Area Coordinator: Charles Waldheim, Professor of Landscape Architecture
Over the past decade longstanding disciplinary divides between the urban and the ecological have given way to more fluid, polyvalent, and potentially more productive relations. The challenges of the built environment have rarely, at any time, corresponded to traditional disciplinary or professional boundaries. Contemporary practices of urbanism are increasingly informed by sensibilities and stores of knowledge broadly associated with the study of the natural world. As model and metaphor on the one hand, and as applied science on the other, urban and architectural practices and habits of thought are increasingly engaged with ecological thinking. In this space of intellectual inquiry and advancement of the design arts, the MDesS Program aspires to be a leading venue for post-professional studies at the intersection of the urban and the ecological domains.
MDesS candidates in the ‘Urbanism, Landscape, Ecology’ concentration pursue advanced studies in topics related to contemporary urbanism and landscape within the broader context of the global, social, and natural environment.
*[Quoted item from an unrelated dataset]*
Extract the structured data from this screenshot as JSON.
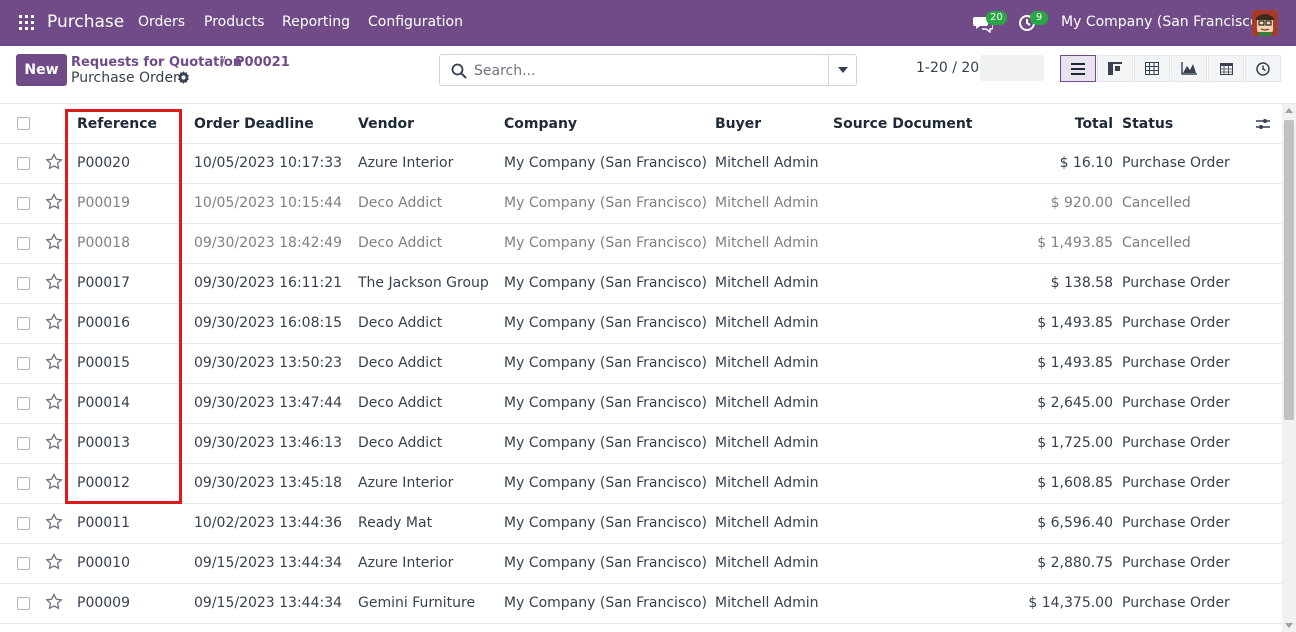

Candidates are invited to construct their own program of study from among the course offerings at the GSD. Candidates are also encouraged to take advantage of courses and institutional assets across the Harvard University campus and at the Massachusetts Institute of Technology.Candidates are invited to propose research topics related to the description and representation of contemporary urban forms, of ecological sites and systems at all scales especially as these relate to infrastructure, logistics, and material economies; to ecological issues as they determine urban, regional, or territorial spatial organization; to the histories and theories of landscape as elements of urban or regional order; to emerging economic orders such as large-scale and ultra-rapid development and their impact on urban form, on problems of globalization and on modernization; issues relating to water, waste, energy production and consumption in relation to urbanism; issues of agricultural production and consumption in relation to urbanism as well as to theoretical issues relating to landscape urbanism, ecological urbanism, and weak urbanism.
Iñaki Abalos, GSDPierre Bélanger, GSDStefano Boeri, GSD Lizabeth Cohen, FAS/HistoryFelipe Correa, GSDSanford Kwinter, GSDNina-Marie Lister, GSDMohsen Mostafavi, GSDChris Reed, GSDHashim Sarkis, GSDRafael Segal, GSDCharles Waldheim, GSD
Harvard University Center for the EnvironmentHarvard University Center for Geographic Analysis